Start of Block

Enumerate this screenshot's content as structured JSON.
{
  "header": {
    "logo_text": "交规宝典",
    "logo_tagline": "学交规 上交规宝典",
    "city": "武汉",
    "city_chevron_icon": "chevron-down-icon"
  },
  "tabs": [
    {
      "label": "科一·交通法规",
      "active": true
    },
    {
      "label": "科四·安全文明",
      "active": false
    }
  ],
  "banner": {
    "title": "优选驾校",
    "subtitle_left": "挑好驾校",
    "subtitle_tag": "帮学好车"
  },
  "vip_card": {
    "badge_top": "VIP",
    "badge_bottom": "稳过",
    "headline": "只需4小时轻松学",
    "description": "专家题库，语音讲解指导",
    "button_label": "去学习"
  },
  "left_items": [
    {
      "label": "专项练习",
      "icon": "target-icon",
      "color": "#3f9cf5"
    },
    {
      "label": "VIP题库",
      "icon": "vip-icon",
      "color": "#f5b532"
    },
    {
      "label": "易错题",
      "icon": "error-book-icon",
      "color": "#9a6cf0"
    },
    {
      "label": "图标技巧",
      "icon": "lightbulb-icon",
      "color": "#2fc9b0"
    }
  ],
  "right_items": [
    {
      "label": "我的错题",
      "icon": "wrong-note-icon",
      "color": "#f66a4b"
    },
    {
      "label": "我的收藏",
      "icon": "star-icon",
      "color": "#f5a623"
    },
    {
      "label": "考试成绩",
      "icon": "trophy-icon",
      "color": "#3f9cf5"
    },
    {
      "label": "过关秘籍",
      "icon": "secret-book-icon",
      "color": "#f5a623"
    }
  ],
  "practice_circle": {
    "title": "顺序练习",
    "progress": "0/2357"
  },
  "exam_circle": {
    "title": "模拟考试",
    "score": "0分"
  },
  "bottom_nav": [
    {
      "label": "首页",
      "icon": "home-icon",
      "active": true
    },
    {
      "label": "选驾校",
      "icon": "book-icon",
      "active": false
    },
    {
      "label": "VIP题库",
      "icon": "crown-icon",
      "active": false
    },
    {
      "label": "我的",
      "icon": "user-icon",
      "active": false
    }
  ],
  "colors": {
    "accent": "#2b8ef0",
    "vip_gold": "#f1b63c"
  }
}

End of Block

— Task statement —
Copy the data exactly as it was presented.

— Answer area —
Enumerate this screenshot's content as structured JSON.
{
  "header": {
    "logo_text": "交规宝典",
    "logo_tagline": "学交规 上交规宝典",
    "city": "武汉",
    "city_chevron_icon": "chevron-down-icon"
  },
  "tabs": [
    {
      "label": "科一·交通法规",
      "active": true
    },
    {
      "label": "科四·安全文明",
      "active": false
    }
  ],
  "banner": {
    "title": "优选驾校",
    "subtitle_left": "挑好驾校",
    "subtitle_tag": "帮学好车"
  },
  "vip_card": {
    "badge_top": "VIP",
    "badge_bottom": "稳过",
    "headline": "只需4小时轻松学",
    "description": "专家题库，语音讲解指导",
    "button_label": "去学习"
  },
  "left_items": [
    {
      "label": "专项练习",
      "icon": "target-icon",
      "color": "#3f9cf5"
    },
    {
      "label": "VIP题库",
      "icon": "vip-icon",
      "color": "#f5b532"
    },
    {
      "label": "易错题",
      "icon": "error-book-icon",
      "color": "#9a6cf0"
    },
    {
      "label": "图标技巧",
      "icon": "lightbulb-icon",
      "color": "#2fc9b0"
    }
  ],
  "right_items": [
    {
      "label": "我的错题",
      "icon": "wrong-note-icon",
      "color": "#f66a4b"
    },
    {
      "label": "我的收藏",
      "icon": "star-icon",
      "color": "#f5a623"
    },
    {
      "label": "考试成绩",
      "icon": "trophy-icon",
      "color": "#3f9cf5"
    },
    {
      "label": "过关秘籍",
      "icon": "secret-book-icon",
      "color": "#f5a623"
    }
  ],
  "practice_circle": {
    "title": "顺序练习",
    "progress": "0/2357"
  },
  "exam_circle": {
    "title": "模拟考试",
    "score": "0分"
  },
  "bottom_nav": [
    {
      "label": "首页",
      "icon": "home-icon",
      "active": true
    },
    {
      "label": "选驾校",
      "icon": "book-icon",
      "active": false
    },
    {
      "label": "VIP题库",
      "icon": "crown-icon",
      "active": false
    },
    {
      "label": "我的",
      "icon": "user-icon",
      "active": false
    }
  ],
  "colors": {
    "accent": "#2b8ef0",
    "vip_gold": "#f1b63c"
  }
}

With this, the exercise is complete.